■ Problem description
In your copy, set down the entries exactly and exclude the pictures.

■ Record excerpts

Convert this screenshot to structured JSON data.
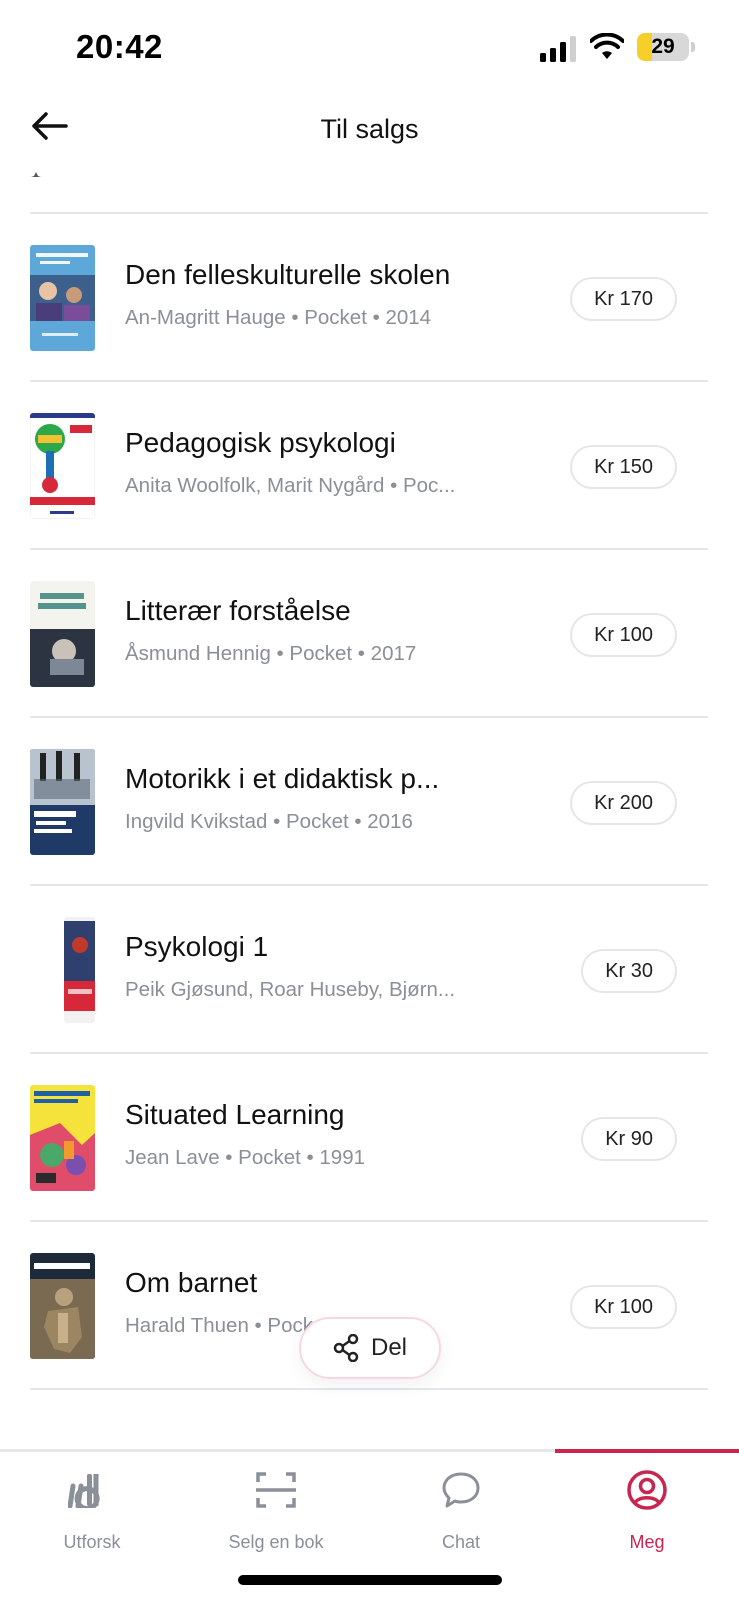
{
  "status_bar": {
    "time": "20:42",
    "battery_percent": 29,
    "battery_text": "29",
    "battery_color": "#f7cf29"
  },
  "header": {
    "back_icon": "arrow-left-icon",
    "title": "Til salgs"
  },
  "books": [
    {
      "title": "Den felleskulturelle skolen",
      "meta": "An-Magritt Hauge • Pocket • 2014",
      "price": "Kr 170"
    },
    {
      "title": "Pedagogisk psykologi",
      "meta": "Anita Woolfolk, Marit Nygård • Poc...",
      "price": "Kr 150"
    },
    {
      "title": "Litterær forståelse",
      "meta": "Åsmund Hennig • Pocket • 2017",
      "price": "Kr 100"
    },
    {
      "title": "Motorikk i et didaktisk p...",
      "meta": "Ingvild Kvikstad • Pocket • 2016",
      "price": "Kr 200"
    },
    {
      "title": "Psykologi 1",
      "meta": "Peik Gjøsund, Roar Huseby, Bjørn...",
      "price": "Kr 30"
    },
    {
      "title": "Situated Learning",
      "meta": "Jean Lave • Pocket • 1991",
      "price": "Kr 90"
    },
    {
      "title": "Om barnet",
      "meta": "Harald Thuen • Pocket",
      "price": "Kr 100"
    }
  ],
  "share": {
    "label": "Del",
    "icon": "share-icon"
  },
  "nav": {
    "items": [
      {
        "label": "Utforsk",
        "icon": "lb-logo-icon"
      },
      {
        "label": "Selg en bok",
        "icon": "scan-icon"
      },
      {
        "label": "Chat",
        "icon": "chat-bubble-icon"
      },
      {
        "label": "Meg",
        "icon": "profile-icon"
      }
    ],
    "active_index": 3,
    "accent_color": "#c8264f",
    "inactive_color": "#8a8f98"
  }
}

■ Solution for this problem
Convert this screenshot to structured JSON data.
{
  "status_bar": {
    "time": "20:42",
    "battery_percent": 29,
    "battery_text": "29",
    "battery_color": "#f7cf29"
  },
  "header": {
    "back_icon": "arrow-left-icon",
    "title": "Til salgs"
  },
  "books": [
    {
      "title": "Den felleskulturelle skolen",
      "meta": "An-Magritt Hauge • Pocket • 2014",
      "price": "Kr 170"
    },
    {
      "title": "Pedagogisk psykologi",
      "meta": "Anita Woolfolk, Marit Nygård • Poc...",
      "price": "Kr 150"
    },
    {
      "title": "Litterær forståelse",
      "meta": "Åsmund Hennig • Pocket • 2017",
      "price": "Kr 100"
    },
    {
      "title": "Motorikk i et didaktisk p...",
      "meta": "Ingvild Kvikstad • Pocket • 2016",
      "price": "Kr 200"
    },
    {
      "title": "Psykologi 1",
      "meta": "Peik Gjøsund, Roar Huseby, Bjørn...",
      "price": "Kr 30"
    },
    {
      "title": "Situated Learning",
      "meta": "Jean Lave • Pocket • 1991",
      "price": "Kr 90"
    },
    {
      "title": "Om barnet",
      "meta": "Harald Thuen • Pocket",
      "price": "Kr 100"
    }
  ],
  "share": {
    "label": "Del",
    "icon": "share-icon"
  },
  "nav": {
    "items": [
      {
        "label": "Utforsk",
        "icon": "lb-logo-icon"
      },
      {
        "label": "Selg en bok",
        "icon": "scan-icon"
      },
      {
        "label": "Chat",
        "icon": "chat-bubble-icon"
      },
      {
        "label": "Meg",
        "icon": "profile-icon"
      }
    ],
    "active_index": 3,
    "accent_color": "#c8264f",
    "inactive_color": "#8a8f98"
  }
}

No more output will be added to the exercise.